(WHAT THE EXERCISE ASKS) Return the full listing below, unchanged.

□ □ □ □ □ □ □

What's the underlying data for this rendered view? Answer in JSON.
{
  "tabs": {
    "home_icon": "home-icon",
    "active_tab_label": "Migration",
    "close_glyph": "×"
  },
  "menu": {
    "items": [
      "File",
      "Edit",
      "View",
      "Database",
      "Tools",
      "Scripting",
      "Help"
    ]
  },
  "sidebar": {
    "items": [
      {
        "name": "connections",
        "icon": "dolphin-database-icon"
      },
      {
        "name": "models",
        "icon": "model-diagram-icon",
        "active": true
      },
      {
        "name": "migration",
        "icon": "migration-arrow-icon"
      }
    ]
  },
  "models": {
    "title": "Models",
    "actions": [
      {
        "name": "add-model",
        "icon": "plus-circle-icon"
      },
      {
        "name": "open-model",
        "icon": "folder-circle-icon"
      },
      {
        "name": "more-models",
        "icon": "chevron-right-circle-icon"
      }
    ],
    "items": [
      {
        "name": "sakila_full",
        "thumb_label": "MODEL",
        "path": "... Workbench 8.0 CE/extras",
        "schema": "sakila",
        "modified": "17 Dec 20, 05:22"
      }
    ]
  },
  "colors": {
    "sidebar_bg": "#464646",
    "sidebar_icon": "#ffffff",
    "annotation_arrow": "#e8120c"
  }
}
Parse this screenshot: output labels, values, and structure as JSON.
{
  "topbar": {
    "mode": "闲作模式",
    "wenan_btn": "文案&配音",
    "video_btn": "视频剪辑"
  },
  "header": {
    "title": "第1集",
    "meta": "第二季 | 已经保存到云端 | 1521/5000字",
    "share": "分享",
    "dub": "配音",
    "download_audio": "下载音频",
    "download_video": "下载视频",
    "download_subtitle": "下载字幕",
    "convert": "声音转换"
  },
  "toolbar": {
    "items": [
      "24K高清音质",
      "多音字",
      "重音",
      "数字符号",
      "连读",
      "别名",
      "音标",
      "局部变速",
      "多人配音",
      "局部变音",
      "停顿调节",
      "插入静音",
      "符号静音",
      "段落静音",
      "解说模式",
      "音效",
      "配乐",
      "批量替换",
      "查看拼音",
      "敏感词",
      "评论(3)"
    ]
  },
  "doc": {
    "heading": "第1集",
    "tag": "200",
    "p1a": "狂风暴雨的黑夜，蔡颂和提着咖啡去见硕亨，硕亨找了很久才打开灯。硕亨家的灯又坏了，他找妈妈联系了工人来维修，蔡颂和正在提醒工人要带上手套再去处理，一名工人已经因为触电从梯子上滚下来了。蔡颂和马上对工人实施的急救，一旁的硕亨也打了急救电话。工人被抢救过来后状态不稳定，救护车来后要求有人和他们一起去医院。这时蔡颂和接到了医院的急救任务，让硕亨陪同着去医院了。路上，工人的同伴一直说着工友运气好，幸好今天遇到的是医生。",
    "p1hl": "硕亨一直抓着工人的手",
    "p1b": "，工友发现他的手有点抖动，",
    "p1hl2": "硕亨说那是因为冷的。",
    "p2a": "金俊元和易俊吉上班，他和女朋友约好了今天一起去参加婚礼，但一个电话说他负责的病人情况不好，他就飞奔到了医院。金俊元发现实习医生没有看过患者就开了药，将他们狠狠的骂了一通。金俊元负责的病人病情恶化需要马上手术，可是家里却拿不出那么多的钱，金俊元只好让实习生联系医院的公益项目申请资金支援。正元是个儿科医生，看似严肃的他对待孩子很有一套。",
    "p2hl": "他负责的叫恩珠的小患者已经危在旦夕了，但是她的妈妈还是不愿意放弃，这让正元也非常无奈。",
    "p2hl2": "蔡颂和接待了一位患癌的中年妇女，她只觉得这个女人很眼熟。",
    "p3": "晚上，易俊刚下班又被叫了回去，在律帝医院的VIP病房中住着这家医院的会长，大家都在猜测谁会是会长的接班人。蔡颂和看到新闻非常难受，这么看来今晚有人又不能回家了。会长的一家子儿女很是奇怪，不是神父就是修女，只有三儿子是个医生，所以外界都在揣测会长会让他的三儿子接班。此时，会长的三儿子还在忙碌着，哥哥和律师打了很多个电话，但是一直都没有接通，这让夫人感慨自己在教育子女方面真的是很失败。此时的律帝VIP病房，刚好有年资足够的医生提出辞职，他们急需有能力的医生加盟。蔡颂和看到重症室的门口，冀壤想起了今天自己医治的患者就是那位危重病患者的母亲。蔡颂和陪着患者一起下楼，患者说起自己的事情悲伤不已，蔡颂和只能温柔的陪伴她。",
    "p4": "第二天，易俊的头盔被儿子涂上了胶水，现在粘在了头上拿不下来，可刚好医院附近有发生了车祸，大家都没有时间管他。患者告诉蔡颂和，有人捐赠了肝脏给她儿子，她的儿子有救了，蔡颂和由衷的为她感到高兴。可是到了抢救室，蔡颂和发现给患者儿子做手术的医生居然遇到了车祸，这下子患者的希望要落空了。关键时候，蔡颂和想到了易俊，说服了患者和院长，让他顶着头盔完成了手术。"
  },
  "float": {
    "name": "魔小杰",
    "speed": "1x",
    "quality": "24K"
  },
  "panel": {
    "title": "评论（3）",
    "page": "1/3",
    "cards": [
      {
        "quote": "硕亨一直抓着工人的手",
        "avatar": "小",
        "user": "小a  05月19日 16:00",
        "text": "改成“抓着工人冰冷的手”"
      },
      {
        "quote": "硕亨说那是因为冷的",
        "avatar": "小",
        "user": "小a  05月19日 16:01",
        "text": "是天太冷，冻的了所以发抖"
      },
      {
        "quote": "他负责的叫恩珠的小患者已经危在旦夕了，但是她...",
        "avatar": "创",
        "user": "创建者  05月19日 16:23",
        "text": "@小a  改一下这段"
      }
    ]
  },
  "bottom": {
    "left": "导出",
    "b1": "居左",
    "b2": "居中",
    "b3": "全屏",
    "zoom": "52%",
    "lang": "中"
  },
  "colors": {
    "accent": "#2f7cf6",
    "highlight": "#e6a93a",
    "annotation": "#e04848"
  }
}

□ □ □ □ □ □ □

(RESULT BELOW)
What's the underlying data for this rendered view? Answer in JSON.
{
  "tabs": {
    "home_icon": "home-icon",
    "active_tab_label": "Migration",
    "close_glyph": "×"
  },
  "menu": {
    "items": [
      "File",
      "Edit",
      "View",
      "Database",
      "Tools",
      "Scripting",
      "Help"
    ]
  },
  "sidebar": {
    "items": [
      {
        "name": "connections",
        "icon": "dolphin-database-icon"
      },
      {
        "name": "models",
        "icon": "model-diagram-icon",
        "active": true
      },
      {
        "name": "migration",
        "icon": "migration-arrow-icon"
      }
    ]
  },
  "models": {
    "title": "Models",
    "actions": [
      {
        "name": "add-model",
        "icon": "plus-circle-icon"
      },
      {
        "name": "open-model",
        "icon": "folder-circle-icon"
      },
      {
        "name": "more-models",
        "icon": "chevron-right-circle-icon"
      }
    ],
    "items": [
      {
        "name": "sakila_full",
        "thumb_label": "MODEL",
        "path": "... Workbench 8.0 CE/extras",
        "schema": "sakila",
        "modified": "17 Dec 20, 05:22"
      }
    ]
  },
  "colors": {
    "sidebar_bg": "#464646",
    "sidebar_icon": "#ffffff",
    "annotation_arrow": "#e8120c"
  }
}
Parse this screenshot: output labels, values, and structure as JSON.
{
  "topbar": {
    "mode": "闲作模式",
    "wenan_btn": "文案&配音",
    "video_btn": "视频剪辑"
  },
  "header": {
    "title": "第1集",
    "meta": "第二季 | 已经保存到云端 | 1521/5000字",
    "share": "分享",
    "dub": "配音",
    "download_audio": "下载音频",
    "download_video": "下载视频",
    "download_subtitle": "下载字幕",
    "convert": "声音转换"
  },
  "toolbar": {
    "items": [
      "24K高清音质",
      "多音字",
      "重音",
      "数字符号",
      "连读",
      "别名",
      "音标",
      "局部变速",
      "多人配音",
      "局部变音",
      "停顿调节",
      "插入静音",
      "符号静音",
      "段落静音",
      "解说模式",
      "音效",
      "配乐",
      "批量替换",
      "查看拼音",
      "敏感词",
      "评论(3)"
    ]
  },
  "doc": {
    "heading": "第1集",
    "tag": "200",
    "p1a": "狂风暴雨的黑夜，蔡颂和提着咖啡去见硕亨，硕亨找了很久才打开灯。硕亨家的灯又坏了，他找妈妈联系了工人来维修，蔡颂和正在提醒工人要带上手套再去处理，一名工人已经因为触电从梯子上滚下来了。蔡颂和马上对工人实施的急救，一旁的硕亨也打了急救电话。工人被抢救过来后状态不稳定，救护车来后要求有人和他们一起去医院。这时蔡颂和接到了医院的急救任务，让硕亨陪同着去医院了。路上，工人的同伴一直说着工友运气好，幸好今天遇到的是医生。",
    "p1hl": "硕亨一直抓着工人的手",
    "p1b": "，工友发现他的手有点抖动，",
    "p1hl2": "硕亨说那是因为冷的。",
    "p2a": "金俊元和易俊吉上班，他和女朋友约好了今天一起去参加婚礼，但一个电话说他负责的病人情况不好，他就飞奔到了医院。金俊元发现实习医生没有看过患者就开了药，将他们狠狠的骂了一通。金俊元负责的病人病情恶化需要马上手术，可是家里却拿不出那么多的钱，金俊元只好让实习生联系医院的公益项目申请资金支援。正元是个儿科医生，看似严肃的他对待孩子很有一套。",
    "p2hl": "他负责的叫恩珠的小患者已经危在旦夕了，但是她的妈妈还是不愿意放弃，这让正元也非常无奈。",
    "p2hl2": "蔡颂和接待了一位患癌的中年妇女，她只觉得这个女人很眼熟。",
    "p3": "晚上，易俊刚下班又被叫了回去，在律帝医院的VIP病房中住着这家医院的会长，大家都在猜测谁会是会长的接班人。蔡颂和看到新闻非常难受，这么看来今晚有人又不能回家了。会长的一家子儿女很是奇怪，不是神父就是修女，只有三儿子是个医生，所以外界都在揣测会长会让他的三儿子接班。此时，会长的三儿子还在忙碌着，哥哥和律师打了很多个电话，但是一直都没有接通，这让夫人感慨自己在教育子女方面真的是很失败。此时的律帝VIP病房，刚好有年资足够的医生提出辞职，他们急需有能力的医生加盟。蔡颂和看到重症室的门口，冀壤想起了今天自己医治的患者就是那位危重病患者的母亲。蔡颂和陪着患者一起下楼，患者说起自己的事情悲伤不已，蔡颂和只能温柔的陪伴她。",
    "p4": "第二天，易俊的头盔被儿子涂上了胶水，现在粘在了头上拿不下来，可刚好医院附近有发生了车祸，大家都没有时间管他。患者告诉蔡颂和，有人捐赠了肝脏给她儿子，她的儿子有救了，蔡颂和由衷的为她感到高兴。可是到了抢救室，蔡颂和发现给患者儿子做手术的医生居然遇到了车祸，这下子患者的希望要落空了。关键时候，蔡颂和想到了易俊，说服了患者和院长，让他顶着头盔完成了手术。"
  },
  "float": {
    "name": "魔小杰",
    "speed": "1x",
    "quality": "24K"
  },
  "panel": {
    "title": "评论（3）",
    "page": "1/3",
    "cards": [
      {
        "quote": "硕亨一直抓着工人的手",
        "avatar": "小",
        "user": "小a  05月19日 16:00",
        "text": "改成“抓着工人冰冷的手”"
      },
      {
        "quote": "硕亨说那是因为冷的",
        "avatar": "小",
        "user": "小a  05月19日 16:01",
        "text": "是天太冷，冻的了所以发抖"
      },
      {
        "quote": "他负责的叫恩珠的小患者已经危在旦夕了，但是她...",
        "avatar": "创",
        "user": "创建者  05月19日 16:23",
        "text": "@小a  改一下这段"
      }
    ]
  },
  "bottom": {
    "left": "导出",
    "b1": "居左",
    "b2": "居中",
    "b3": "全屏",
    "zoom": "52%",
    "lang": "中"
  },
  "colors": {
    "accent": "#2f7cf6",
    "highlight": "#e6a93a",
    "annotation": "#e04848"
  }
}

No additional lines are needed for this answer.